Set down all of the data exactly. Pictures stay out of the copy.

RECORDS section start

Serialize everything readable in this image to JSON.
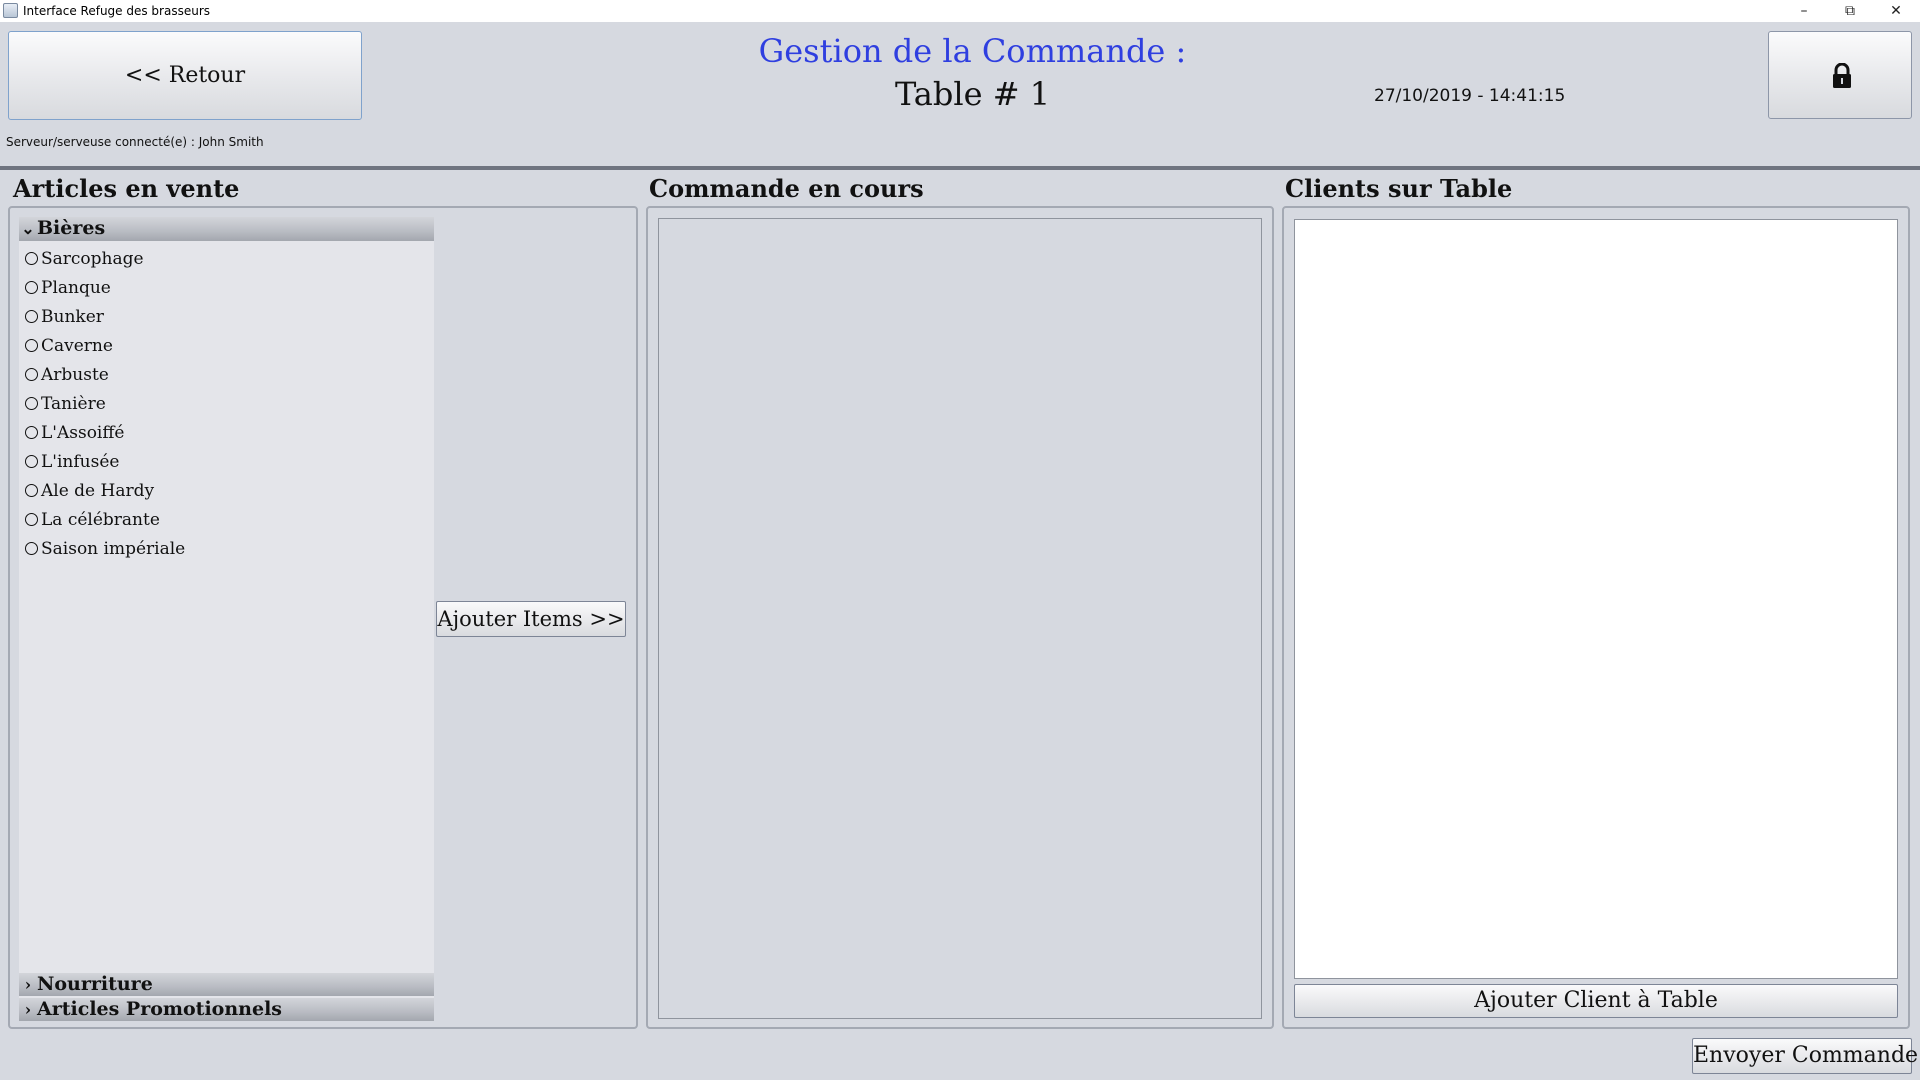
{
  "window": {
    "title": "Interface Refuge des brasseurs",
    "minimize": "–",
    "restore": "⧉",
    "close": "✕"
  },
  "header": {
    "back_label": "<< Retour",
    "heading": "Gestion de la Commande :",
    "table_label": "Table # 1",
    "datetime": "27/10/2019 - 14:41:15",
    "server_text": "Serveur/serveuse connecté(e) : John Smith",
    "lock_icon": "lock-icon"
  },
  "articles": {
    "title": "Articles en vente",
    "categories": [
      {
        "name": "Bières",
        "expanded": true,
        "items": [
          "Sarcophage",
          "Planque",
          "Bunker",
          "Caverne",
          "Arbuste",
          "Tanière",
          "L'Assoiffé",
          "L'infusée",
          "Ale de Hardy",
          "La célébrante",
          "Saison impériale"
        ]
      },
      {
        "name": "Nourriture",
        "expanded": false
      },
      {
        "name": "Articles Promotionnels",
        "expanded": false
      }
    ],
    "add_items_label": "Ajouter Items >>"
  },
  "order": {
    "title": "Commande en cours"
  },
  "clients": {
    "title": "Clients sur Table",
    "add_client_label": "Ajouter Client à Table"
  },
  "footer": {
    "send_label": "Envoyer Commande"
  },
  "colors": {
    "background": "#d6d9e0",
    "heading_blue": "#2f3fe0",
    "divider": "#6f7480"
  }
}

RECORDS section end

#### OUTPUT OF THE EXERCISE
Serialize everything readable in this image to JSON.
{
  "window": {
    "title": "Interface Refuge des brasseurs",
    "minimize": "–",
    "restore": "⧉",
    "close": "✕"
  },
  "header": {
    "back_label": "<< Retour",
    "heading": "Gestion de la Commande :",
    "table_label": "Table # 1",
    "datetime": "27/10/2019 - 14:41:15",
    "server_text": "Serveur/serveuse connecté(e) : John Smith",
    "lock_icon": "lock-icon"
  },
  "articles": {
    "title": "Articles en vente",
    "categories": [
      {
        "name": "Bières",
        "expanded": true,
        "items": [
          "Sarcophage",
          "Planque",
          "Bunker",
          "Caverne",
          "Arbuste",
          "Tanière",
          "L'Assoiffé",
          "L'infusée",
          "Ale de Hardy",
          "La célébrante",
          "Saison impériale"
        ]
      },
      {
        "name": "Nourriture",
        "expanded": false
      },
      {
        "name": "Articles Promotionnels",
        "expanded": false
      }
    ],
    "add_items_label": "Ajouter Items >>"
  },
  "order": {
    "title": "Commande en cours"
  },
  "clients": {
    "title": "Clients sur Table",
    "add_client_label": "Ajouter Client à Table"
  },
  "footer": {
    "send_label": "Envoyer Commande"
  },
  "colors": {
    "background": "#d6d9e0",
    "heading_blue": "#2f3fe0",
    "divider": "#6f7480"
  }
}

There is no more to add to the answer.